(Saved data entries)
───
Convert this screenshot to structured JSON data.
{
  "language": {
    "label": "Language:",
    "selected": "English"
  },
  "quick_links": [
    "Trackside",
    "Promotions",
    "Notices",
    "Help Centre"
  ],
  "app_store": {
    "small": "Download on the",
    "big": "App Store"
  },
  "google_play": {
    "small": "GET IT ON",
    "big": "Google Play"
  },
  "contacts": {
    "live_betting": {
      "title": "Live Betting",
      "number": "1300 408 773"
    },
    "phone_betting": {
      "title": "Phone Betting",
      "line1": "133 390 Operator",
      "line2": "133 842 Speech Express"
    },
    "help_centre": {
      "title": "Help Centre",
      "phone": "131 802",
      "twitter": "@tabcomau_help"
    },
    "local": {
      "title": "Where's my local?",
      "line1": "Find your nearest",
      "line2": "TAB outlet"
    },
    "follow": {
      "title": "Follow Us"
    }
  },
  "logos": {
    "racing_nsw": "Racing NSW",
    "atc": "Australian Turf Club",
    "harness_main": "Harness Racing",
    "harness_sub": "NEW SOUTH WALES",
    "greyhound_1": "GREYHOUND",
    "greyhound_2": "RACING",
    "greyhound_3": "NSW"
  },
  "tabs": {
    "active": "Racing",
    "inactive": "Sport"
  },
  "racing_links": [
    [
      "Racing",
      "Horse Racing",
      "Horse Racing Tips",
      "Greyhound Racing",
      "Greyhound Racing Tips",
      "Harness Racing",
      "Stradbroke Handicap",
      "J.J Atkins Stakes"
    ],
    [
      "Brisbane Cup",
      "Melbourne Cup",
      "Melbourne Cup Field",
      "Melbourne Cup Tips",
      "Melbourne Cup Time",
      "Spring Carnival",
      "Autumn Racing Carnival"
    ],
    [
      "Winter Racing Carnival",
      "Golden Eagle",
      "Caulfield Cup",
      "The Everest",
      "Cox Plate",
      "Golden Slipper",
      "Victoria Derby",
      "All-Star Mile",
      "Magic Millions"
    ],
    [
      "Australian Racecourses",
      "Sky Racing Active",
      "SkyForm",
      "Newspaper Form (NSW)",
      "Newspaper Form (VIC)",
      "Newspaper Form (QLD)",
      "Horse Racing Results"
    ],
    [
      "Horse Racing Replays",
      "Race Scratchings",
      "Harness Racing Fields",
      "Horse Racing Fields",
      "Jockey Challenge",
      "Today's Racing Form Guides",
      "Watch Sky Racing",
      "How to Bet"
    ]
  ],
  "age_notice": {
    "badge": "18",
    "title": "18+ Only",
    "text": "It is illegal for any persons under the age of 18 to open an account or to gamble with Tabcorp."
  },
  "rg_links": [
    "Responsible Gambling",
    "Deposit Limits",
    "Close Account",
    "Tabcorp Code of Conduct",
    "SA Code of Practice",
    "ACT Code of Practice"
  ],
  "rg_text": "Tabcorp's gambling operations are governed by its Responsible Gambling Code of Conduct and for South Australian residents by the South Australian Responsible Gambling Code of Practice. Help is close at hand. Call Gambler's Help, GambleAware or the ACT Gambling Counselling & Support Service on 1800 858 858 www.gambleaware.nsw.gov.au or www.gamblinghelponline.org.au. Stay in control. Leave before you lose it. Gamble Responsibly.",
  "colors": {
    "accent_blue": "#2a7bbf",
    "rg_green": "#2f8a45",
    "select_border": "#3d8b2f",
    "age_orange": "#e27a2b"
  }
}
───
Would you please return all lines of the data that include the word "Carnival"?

      "Spring Carnival",
      "Autumn Racing Carnival"
      "Winter Racing Carnival",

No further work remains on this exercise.